[Dataset rows describing interfaces]
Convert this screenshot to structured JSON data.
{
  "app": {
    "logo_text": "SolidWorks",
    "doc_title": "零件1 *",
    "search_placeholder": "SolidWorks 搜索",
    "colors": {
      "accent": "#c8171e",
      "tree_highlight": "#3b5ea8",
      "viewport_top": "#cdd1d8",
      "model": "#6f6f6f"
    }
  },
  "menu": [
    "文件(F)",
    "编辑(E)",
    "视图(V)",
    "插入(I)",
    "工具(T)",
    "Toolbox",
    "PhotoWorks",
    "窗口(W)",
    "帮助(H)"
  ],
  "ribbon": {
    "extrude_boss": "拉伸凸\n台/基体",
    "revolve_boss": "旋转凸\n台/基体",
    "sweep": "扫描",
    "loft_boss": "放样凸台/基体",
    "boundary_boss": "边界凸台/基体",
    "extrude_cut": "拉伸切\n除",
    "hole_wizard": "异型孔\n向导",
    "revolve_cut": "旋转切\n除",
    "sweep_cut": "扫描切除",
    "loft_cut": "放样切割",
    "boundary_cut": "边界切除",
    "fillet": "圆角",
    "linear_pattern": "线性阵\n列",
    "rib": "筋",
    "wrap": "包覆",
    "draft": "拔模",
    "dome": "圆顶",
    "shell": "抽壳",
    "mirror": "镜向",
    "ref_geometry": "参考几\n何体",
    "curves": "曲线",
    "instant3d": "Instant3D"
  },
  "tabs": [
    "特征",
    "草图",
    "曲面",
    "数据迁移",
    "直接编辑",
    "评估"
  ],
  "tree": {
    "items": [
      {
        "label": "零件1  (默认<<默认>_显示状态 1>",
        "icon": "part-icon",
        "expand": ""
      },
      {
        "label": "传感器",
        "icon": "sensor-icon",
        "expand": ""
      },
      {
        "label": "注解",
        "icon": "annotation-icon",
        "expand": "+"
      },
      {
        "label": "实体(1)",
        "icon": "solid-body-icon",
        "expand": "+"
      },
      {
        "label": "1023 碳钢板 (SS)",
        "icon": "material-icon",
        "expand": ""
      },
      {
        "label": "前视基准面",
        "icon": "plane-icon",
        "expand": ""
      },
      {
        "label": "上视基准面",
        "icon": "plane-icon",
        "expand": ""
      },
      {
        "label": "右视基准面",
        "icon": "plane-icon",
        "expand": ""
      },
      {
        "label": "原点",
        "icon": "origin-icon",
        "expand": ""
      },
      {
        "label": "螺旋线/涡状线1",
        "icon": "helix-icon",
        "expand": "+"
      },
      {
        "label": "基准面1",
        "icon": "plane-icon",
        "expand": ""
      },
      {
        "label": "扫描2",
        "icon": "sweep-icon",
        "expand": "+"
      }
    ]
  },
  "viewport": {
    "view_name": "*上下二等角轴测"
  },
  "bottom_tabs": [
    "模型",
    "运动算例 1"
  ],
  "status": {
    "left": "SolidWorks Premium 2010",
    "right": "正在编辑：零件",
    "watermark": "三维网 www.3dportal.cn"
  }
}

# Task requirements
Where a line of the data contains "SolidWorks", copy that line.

# Written response
    "logo_text": "SolidWorks",
    "search_placeholder": "SolidWorks 搜索",
    "left": "SolidWorks Premium 2010",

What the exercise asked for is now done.